The Digital Skeptic: Sandy Shows Where Web Is Weak

HARRISON, N.Y. ( TheStreet) -- Note to whomever we send to the White House tonight: Besides the national debt, foreign policy and unemployment, here's another uber-problem to solve: The "information superhighway" has turned out to be anything but super durable.

Although I am ridiculously fortunate to have escaped with only a few downed trees and a week of lost power here, Hurricane Sandy has taught me a big investor lesson: What passes for Internet infrastructure -- you know, the mishmash of the real wired, wireless, power and computer technologies virtual things run on -- is nothing more than a techno bucket of bolts.

And considering the cost, complexity and uncertainty in doing business on the Web, it is no wonder information giants such as Google ( GOOG), Facebook ( FB) and Amazon ( AMZN) see their margins shrink.

The World Wide Web will need a worldwide rebuild before anybody ever makes any real money with the thing.

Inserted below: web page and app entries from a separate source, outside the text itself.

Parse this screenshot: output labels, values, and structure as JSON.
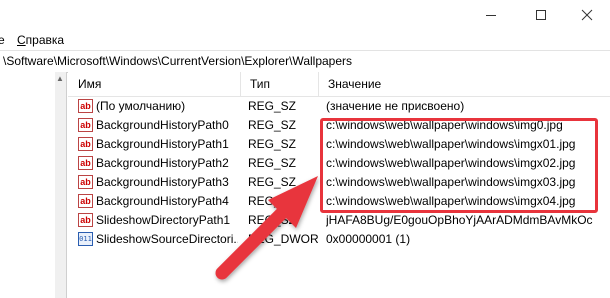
{
  "window": {
    "minimize_icon": "minimize-icon",
    "maximize_icon": "maximize-icon",
    "close_icon": "close-icon"
  },
  "menubar": {
    "items": [
      {
        "label": "е",
        "underline": ""
      },
      {
        "label": "правка",
        "underline": "С"
      }
    ]
  },
  "address": {
    "path": "\\Software\\Microsoft\\Windows\\CurrentVersion\\Explorer\\Wallpapers"
  },
  "columns": {
    "name": "Имя",
    "type": "Тип",
    "value": "Значение"
  },
  "rows": [
    {
      "icon": "string-value-icon",
      "name": "(По умолчанию)",
      "type": "REG_SZ",
      "value": "(значение не присвоено)"
    },
    {
      "icon": "string-value-icon",
      "name": "BackgroundHistoryPath0",
      "type": "REG_SZ",
      "value": "c:\\windows\\web\\wallpaper\\windows\\img0.jpg"
    },
    {
      "icon": "string-value-icon",
      "name": "BackgroundHistoryPath1",
      "type": "REG_SZ",
      "value": "c:\\windows\\web\\wallpaper\\windows\\imgx01.jpg"
    },
    {
      "icon": "string-value-icon",
      "name": "BackgroundHistoryPath2",
      "type": "REG_SZ",
      "value": "c:\\windows\\web\\wallpaper\\windows\\imgx02.jpg"
    },
    {
      "icon": "string-value-icon",
      "name": "BackgroundHistoryPath3",
      "type": "REG_SZ",
      "value": "c:\\windows\\web\\wallpaper\\windows\\imgx03.jpg"
    },
    {
      "icon": "string-value-icon",
      "name": "BackgroundHistoryPath4",
      "type": "REG_SZ",
      "value": "c:\\windows\\web\\wallpaper\\windows\\imgx04.jpg"
    },
    {
      "icon": "string-value-icon",
      "name": "SlideshowDirectoryPath1",
      "type": "REG_SZ",
      "value": "jHAFA8BUg/E0gouOpBhoYjAArADMdmBAvMkOc"
    },
    {
      "icon": "dword-value-icon",
      "name": "SlideshowSourceDirectori...",
      "type": "REG_DWORD",
      "value": "0x00000001 (1)"
    }
  ],
  "annotation": {
    "highlight_color": "#e8343c"
  }
}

The nonworking Web
The issue with the Internet is, of course, there is no single point of contact -- or responsibility -- for keeping the Web working. We all use a mix of cellphones, wired Internet and enterprise service providers to access our digital content. Most of the time the thing hums along, safely out of sight underneath the Web's digital hood.

But because I run a cloud-based content shop -- and test cloud-based content tools in the process -- my colleagues and I were in the fascinating position of touching essentially every Web provisioning technology as the storm swept through.

We used 3G and 4G cell modems and cellular voice service from Verizon ( VZ), Clear ( CLWR), AT&T ( T) and Sprint ( S) to file stories and check facts. We made calls from various broadband phones such as those from Vonage ( VG). We accessed the Web with Verizon fiber as well as Time Warner ( TWC) traditional cable and many others.

And as Sandy ravaged our network, we saw firsthand how these platforms wobbled from nonfunctioning to barely functioning to high-functioning -- and back again -- seemingly at random.

Home-fired fiber
Here is just one example of the stubborn issues Sandy revealed: While 100-foot oak trees crushed power lines and homes, somehow Verizon fiber networking lines stayed connected to my home office. The catch is that fiber plants such as those Verizon sells need external power to function. Verizon tries to do the right thing; it installs its FiOS product with a battery backup for emergencies. But in battery mode, it turned out phone service worked, but data would not.

At times, this required -- no kidding -- a fully running back-up generator, which I'm lucky to own. But of course, gas is so dear these days it's simply nuts to run a 5,400-watt generator to power a 20-watt data line.

Sometimes that left the grim choice of accessing the Web via a cell modem or phone, which varied heavily by carrier and conditions. Overall, Verizon cell service was reasonable for making calls, but not for data access. AT&T provided reasonable data, but email was not reliable. Sprint offered solid data service, but the Web and phone calls struggled.

The only truly reliable digital communication solution? Low-tech text messaging.

The no-margin Internet
We were lucky. It all worked. Emails got sent. Stories got filed. And we are still in business. But it took far too much time, and I already feel the margin pinch this month. And with that pain, my contempt for managers at Web giants such as Google, Facebook or Amazon has softened.

I now understand exactly why margins do nothing but go south at these firms. The Internet is such challenging a place to function that of course it's tough to make money. Something is always falling apart. Strictly speaking, Jeff Bezos deserves a prize for wringing the few cents out of the dollar he does at Amazon.

Honestly, the Web makes Amtrak look reliable.

And I'm not alone on picking up on the Web's "just getting by" vibe. Manchester, N.H.-based Renesys, a global Web analytics firm, said that though in Manhattan just 10% of the network was taken offline, the effect on the Internet was profound.

"Silencing 10% of the networks in the New York area is like taking out an entire country the size of Austria in terms of impact on the global routing table," the company wrote in its blog. "The 90% that survive are in data centers, running on generator power supplied by engineers who do not sleep much."

Sandy showed me that the Internet is just like those lovely homes on the Jersey Shore: Great to hang out in, but far more expensive than they look to run.

And investors betting on these properties should understand that when the wind comes up, they will do only one thing: sink down in the sand.

This commentary comes from an independent investor or market observer as part of TheStreet guest contributor program. The views expressed are those of the author and do not necessarily represent the views of TheStreet or its management.

More from Technology

Flashback Friday: Amazon, Chip Stocks, Memorial Day

Flashback Friday: Amazon, Chip Stocks, Memorial Day

Some Companies Are Already Feeling the Effect of GDPR

Some Companies Are Already Feeling the Effect of GDPR

Experts Break Down GDPR Risks for Investors

Experts Break Down GDPR Risks for Investors

Netflix Ready to Surpass Disney as America's Most Valuable Media Company

Netflix Ready to Surpass Disney as America's Most Valuable Media Company

60 Seconds: What the Heck is GDPR?

60 Seconds: What the Heck is GDPR?